Gather each line containing the string "then" from these entries.

_ _ _ _

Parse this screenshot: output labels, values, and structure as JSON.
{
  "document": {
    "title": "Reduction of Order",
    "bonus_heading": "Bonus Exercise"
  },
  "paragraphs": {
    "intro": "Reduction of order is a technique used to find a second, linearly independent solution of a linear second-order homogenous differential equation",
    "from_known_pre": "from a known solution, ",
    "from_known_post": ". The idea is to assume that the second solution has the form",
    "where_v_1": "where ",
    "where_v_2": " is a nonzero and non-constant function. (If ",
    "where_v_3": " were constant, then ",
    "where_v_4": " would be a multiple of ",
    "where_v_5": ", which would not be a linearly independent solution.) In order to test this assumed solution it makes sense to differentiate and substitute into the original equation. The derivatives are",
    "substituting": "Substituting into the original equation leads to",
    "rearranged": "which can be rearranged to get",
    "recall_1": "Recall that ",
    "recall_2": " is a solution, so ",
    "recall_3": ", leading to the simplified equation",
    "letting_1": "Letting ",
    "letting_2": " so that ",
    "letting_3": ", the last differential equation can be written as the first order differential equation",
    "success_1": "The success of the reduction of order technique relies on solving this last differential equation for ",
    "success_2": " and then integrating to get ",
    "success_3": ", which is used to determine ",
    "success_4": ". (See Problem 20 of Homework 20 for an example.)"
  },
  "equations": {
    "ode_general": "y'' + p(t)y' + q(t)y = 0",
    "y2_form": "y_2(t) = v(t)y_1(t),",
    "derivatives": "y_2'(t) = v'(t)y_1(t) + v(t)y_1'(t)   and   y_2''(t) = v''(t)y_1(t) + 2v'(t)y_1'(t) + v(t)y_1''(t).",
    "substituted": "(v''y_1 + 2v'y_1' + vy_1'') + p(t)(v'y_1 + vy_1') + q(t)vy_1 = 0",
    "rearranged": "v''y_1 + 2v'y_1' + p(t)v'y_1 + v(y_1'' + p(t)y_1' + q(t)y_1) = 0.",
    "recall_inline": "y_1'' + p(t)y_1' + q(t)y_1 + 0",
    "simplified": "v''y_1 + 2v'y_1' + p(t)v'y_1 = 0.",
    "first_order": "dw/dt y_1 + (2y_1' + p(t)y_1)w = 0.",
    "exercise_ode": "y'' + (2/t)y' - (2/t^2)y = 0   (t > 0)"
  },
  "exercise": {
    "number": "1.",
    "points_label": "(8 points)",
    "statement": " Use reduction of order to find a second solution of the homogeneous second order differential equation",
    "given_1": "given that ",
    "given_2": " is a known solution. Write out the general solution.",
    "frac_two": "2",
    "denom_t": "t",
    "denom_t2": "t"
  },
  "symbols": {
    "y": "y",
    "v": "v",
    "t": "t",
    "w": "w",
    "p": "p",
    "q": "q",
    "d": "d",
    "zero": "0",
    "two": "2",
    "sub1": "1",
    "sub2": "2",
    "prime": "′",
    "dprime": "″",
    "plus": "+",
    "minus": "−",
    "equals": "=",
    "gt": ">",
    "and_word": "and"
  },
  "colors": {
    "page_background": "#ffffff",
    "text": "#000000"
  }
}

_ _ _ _

(TASK OUTPUT):
    "where_v_3": " were constant, then ",
    "success_2": " and then integrating to get ",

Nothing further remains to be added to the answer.